TELEVISIONA New Dawn: This morning is not...

Arts and entertainment reports from The Times, national and international news services and the nation's press


A New Dawn: This morning is not just any morning at "CBS This Morning"--it's the morning for the launch of the show's new format. The third-ranked morning show will introduce a new studio, a live studio audience and--its producer hopes--a different kind of morning television. "This program will be so different that I'll be able to compete on a playing field that I'm creating instead of one that I can't compete on," said Jim Murphy, the show's executive producer. The first hour of the new "CBS This Morning" will have news segments, anchored by Jane Robelot, with longer segments for interviews by co-anchors Paula Zahn and Harry Smith, and reports by weatherman Mark McEwen. The second hour will be devoted to in-depth exploration of a single issue or interviews with a single personality--today's guest will be Colin Powell. Bill Cosby visits the show on Tuesday.


More O.J. Fallout: Cable's Turner Classic Movies has canceled its scheduled Oct. 29 airing of D.W. Griffith's "The Birth of a Nation," fearing that the controversial 1915 film's racial stereotypes and near glorification of the Ku Klux Klan movement might inflame "heightened racial tensions" in the wake of the O.J. Simpson trial. In the movie's place, TCM will air Orson Welles' "Citizen Kane" at 4 p.m., followed by the documentary "With Orson Welles: Stories from a Life in Film". . . . Star, the tabloid that printed exclusive photos of Simpson's homecoming, announced in Tarrytown, N.Y., that it has filed a $1.1-million federal copyright infringement suit against Disney-owned KCAL-TV Channel 9, alleging the station aired its photos without permission.


The Numbers Game: "Seven," the psychological thriller from New Line, has dominated at the box office for the fourth weekend in a row. The film took the top spot with $9 million during what was a slow weekend for moviegoing. Warner Bros.' "Assassins" came in second place with $5.8 million. Hollywood Pictures' gritty film "Dead Presidents" tied for third with Universal's significantly softer "How to Make an American Quilt" with $4.5 million apiece. Several movies were in close competition: "Jade," the thriller from Paramount, took in $4.4 million its opening weekend for fifth place. Columbia's "To Die For" tied with Hollywood Pictures' new release "The Scarlet Letter," which opened to poor reviews, with $4.2 million each. Final figures will be released today.


Dance On: The second Annual L.A. Dance Awards, designed to honor the work of choreographers in feature films, were held Sunday at the Century Club in Century City. The big award of the night, outstanding choreographic achievement in motion pictures, went to choreographer Jerry Evans for "The Mask." Bill and Jacqui Landrum won for choreographic achievement in commercials for a Discover card spot. Jack Cole was given an award for lifetime achievement. The awards were co-sponsored by the L.A. Dance Foundation and the Media Choreographers Council.

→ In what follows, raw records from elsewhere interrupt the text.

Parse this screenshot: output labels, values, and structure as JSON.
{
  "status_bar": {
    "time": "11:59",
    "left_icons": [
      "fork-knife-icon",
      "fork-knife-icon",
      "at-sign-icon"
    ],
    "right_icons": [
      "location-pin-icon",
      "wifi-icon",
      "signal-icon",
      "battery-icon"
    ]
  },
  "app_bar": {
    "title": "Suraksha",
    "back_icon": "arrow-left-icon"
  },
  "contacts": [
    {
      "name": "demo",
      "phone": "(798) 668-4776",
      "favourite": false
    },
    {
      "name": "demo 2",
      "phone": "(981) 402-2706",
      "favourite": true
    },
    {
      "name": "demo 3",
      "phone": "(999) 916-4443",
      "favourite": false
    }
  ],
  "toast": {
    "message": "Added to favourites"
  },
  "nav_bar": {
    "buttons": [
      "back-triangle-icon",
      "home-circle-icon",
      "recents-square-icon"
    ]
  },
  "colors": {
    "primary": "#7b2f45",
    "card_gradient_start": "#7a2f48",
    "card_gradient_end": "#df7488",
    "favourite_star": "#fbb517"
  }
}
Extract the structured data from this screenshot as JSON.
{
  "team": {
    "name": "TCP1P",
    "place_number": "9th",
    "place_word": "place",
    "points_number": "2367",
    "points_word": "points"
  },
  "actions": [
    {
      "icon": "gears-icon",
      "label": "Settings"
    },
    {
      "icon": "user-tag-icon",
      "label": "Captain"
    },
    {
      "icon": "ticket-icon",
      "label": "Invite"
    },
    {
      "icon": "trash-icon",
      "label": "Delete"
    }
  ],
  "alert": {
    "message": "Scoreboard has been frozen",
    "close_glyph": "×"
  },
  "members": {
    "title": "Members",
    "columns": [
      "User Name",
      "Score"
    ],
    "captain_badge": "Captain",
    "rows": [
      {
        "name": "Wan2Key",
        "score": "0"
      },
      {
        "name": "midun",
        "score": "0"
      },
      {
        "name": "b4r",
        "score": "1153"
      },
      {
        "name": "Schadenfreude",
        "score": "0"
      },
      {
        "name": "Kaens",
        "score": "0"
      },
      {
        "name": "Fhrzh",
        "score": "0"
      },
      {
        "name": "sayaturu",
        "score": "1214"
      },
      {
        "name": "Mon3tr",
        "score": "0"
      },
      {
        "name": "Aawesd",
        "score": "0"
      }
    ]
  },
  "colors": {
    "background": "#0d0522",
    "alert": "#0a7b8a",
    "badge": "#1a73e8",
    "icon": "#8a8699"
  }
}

Film Teachers Honors: Actor Rod Steiger will be honored with the Jean Renoir Award for Lifetime Achievement tonight by the Los Angeles Film Teachers Assn. John Goodman will present the award at the Sportsmen's Lodge in Studio City. Steiger won an Academy Award for "In the Heat of the Night" in 1967. At the same event, Emmy-winning TV writer Abby Mann will receive the Edward R. Murrow Responsibility in Television Award, which will be presented by Maximilian Schell.


From MOCA to LACMA: Los Angeles art collector and financier Eli Broad, who is a founding trustee of the Museum of Contemporary Art and only two weeks ago donated $1 million to MOCA for the display of its permanent collection, was elected as a new director of the Los Angeles County Museum of Art. Although Broad has been identified with MOCA since it was founded in 1979, he rotated off that institution's board of trustees in 1993.


Pamela Anderson Lee was expected to be released from St. John's Hospital in Santa Monica on Sunday. The 28-year-old "Baywatch" star was hospitalized Friday suffering from what was described as flu-like symptoms, but a hospital spokeswoman said the actress is pregnant. Lee, who is married to Motley Crue drummer Tommy Lee, suffered a miscarriage earlier this year. . . . Just two months after a liver transplant, Larry Hagman says he's ready to start acting and directing again. "We've been talking about doing a movie of 'Dallas,' the reunion," Hagman said in an interview to air tonight on "Entertainment Tonight." Hagman, 64, said he does not know who his liver donor was. "I sure do thank him or her. It's a perfect liver, though, because it sure has attached well and taken off."

For the Record Los Angeles Times Thursday October 19, 1995 Home Edition Calendar Part F Page 3 Entertainment Desk 1 inches; 30 words Type of Material: Correction Clarification-- An announcement in Monday's Morning Report column indicated incorrect information about Eli Broad's new role with the Los Angeles County Museum of Art. He is joiningLACMA's board of trustees.
Copyright © 2019, Los Angeles Times
EDITION: California | U.S. & World